Ever since the iceroads in Arctic Canada where I received a lot of help from Sister Fay (Tuktoyaktuk) and Pastor Paul (Fort McPherson) I promised myself that I will attend church. It was Sunday and there was service at Lake George, while thinking about it I saw the sign which read: "Thanksgiving meal Noon till 2:00". Throughout the whole experience I couldn't help but see this gathering as a big family getting together. Somebody said a prayer for me and I was on my way: belly full and ready for that storm that's brewing.
I thought this would be boring but with the storm, getting flat in the dark and a glorious downhill ride into Colorado Springs it was all I asked for!
A Band of rest days
Deadhorse was on the operating table, having a big overhaul. The divide had eaten through my chain, BB rings and rear cassette. The disc brake inner adjustment was melted together (Probably coming down Galton Pass in Canada) and that round object (bottom right) is indeed the derailleur cog!
The Pizza Hut All-you-can eat miniadventure
Today was the day to strike gold at the lunch buffet but first I took out Chris's fatbike (Borealist - Echo) for a spin, starting at sunrise.

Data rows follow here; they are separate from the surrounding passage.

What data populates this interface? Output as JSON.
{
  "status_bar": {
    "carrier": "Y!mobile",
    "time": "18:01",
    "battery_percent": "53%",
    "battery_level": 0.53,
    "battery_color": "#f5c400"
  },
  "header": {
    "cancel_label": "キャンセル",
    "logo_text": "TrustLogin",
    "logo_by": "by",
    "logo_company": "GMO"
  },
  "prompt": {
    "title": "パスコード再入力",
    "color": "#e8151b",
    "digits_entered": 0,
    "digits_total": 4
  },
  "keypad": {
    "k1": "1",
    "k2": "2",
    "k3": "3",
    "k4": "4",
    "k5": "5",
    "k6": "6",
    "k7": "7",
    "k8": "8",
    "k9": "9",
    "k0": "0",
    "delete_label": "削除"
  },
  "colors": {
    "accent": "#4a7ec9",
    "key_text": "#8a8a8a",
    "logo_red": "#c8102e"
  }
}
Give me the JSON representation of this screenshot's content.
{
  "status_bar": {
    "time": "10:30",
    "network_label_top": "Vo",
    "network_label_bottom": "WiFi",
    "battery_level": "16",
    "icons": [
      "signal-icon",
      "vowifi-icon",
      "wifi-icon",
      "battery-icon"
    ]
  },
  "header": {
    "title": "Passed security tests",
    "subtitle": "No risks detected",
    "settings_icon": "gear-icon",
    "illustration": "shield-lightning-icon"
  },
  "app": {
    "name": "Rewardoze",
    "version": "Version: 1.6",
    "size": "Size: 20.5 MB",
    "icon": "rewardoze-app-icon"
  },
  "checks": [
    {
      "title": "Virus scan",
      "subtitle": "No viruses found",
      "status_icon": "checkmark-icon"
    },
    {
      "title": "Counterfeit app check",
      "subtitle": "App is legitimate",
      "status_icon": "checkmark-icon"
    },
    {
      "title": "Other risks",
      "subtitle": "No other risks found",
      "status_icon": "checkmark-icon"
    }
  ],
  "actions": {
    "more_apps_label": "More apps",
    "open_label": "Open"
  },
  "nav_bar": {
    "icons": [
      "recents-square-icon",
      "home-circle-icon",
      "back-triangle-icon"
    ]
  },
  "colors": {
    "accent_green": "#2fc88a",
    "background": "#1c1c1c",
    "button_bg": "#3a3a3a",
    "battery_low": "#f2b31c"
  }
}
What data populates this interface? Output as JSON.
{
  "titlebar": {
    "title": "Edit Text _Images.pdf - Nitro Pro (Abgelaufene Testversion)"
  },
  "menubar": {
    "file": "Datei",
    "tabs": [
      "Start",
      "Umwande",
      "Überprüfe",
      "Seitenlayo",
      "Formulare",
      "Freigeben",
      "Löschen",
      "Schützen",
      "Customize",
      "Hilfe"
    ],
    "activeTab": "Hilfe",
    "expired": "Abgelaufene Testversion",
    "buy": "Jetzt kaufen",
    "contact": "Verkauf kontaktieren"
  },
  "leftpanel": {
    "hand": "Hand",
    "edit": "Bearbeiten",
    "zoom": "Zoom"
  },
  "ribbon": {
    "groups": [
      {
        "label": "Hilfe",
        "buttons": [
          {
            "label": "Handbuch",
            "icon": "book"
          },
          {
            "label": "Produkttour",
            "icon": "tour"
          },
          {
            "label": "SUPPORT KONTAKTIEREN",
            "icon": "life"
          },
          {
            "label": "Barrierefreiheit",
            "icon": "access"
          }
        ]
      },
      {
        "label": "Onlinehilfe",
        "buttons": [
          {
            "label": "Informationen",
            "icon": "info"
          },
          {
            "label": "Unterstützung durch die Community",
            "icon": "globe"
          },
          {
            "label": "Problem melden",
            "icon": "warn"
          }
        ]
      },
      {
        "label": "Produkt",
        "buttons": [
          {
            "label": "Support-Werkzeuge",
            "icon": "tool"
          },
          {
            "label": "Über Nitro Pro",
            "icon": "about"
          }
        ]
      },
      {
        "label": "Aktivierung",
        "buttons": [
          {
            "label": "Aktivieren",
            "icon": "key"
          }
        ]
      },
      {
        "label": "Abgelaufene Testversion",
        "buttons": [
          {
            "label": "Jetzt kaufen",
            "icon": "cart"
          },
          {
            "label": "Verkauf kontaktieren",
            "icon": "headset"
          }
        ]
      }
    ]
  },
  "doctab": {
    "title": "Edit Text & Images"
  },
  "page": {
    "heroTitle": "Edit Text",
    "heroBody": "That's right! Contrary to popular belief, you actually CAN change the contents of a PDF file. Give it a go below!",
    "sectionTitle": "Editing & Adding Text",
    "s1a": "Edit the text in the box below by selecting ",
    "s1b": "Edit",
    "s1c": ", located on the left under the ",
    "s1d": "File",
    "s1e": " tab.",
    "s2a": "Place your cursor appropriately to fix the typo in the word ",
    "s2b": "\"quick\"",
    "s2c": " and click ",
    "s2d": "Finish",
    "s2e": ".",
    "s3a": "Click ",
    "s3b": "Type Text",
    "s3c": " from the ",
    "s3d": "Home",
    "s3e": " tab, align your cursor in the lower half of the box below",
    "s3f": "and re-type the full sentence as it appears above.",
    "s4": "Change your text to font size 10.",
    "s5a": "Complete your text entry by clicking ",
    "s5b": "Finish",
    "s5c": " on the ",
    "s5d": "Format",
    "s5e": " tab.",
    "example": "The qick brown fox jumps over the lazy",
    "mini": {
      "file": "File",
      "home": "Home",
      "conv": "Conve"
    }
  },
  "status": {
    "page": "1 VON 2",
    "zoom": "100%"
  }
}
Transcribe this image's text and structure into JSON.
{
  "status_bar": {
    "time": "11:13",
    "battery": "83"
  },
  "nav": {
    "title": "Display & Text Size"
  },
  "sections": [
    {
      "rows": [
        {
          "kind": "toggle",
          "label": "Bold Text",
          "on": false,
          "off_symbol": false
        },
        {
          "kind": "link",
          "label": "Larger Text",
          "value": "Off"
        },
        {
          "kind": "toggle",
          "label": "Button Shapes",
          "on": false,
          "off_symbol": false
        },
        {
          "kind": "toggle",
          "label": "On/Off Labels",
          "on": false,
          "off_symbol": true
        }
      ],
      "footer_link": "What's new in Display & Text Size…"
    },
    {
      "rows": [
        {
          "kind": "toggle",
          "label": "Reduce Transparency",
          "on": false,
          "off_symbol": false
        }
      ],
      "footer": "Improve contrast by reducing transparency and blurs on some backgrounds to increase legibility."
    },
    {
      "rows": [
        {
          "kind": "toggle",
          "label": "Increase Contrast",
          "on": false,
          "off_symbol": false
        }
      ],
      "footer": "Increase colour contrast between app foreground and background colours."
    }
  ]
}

On my way down I saw two guys pushing their bikes up, one of them tells the other "That's what you need."
I was rolling too fast to stop and tell them that the snow doesn't get any better than this. Haha! Suckers!
Sadly the Pizza hut was closed, it was Thanksgiving after all. After a great dinner we went out to see the black friday sale at walmart. It apparently starts the eve of thanksgiving now and it would be another extreme adventure: PEOPLE DIE OUT THERE!!!
In the rush to leave for Alaska, while making the rough draft of my first video (see link on main page), I forgot to render an entire chapter. Here it is, picks up right after I left Whitehorse for the second time and traded my studded tires for a new derailleur & chain. Only to find myself riding on British Columbia's largest Lake: Atlin, two days later.
(There are plans to make a documentary for Alaska, as well as The Great Divide)
After a brief visit to Garden of the Gods park it was time to take the 1-hour Dizzydrome challenge. Video below (it's a bit too long but I was still dizzy while making it!). If you are feeling heroic be sure to check out the 1-hour uncut version!!!
The bike was finally tuned up. Thank you Chris, Fixie Dave, Borealis Bikes and the guys at SRAM who gave me another BB7 rotor and a lifetime supply of brake pads. Jessica for the great thanksgiving dinner. The guys from Eureka tents who have been helping me all along the way and now sent me a second sleeping bag to tackle those -30C nights.
...and all of those whom I've met along the way.
With winter in full swing it was time to hop off the Divide. Although beautiful, there are a lot of amazing national parks, backroads and cool towns to explore!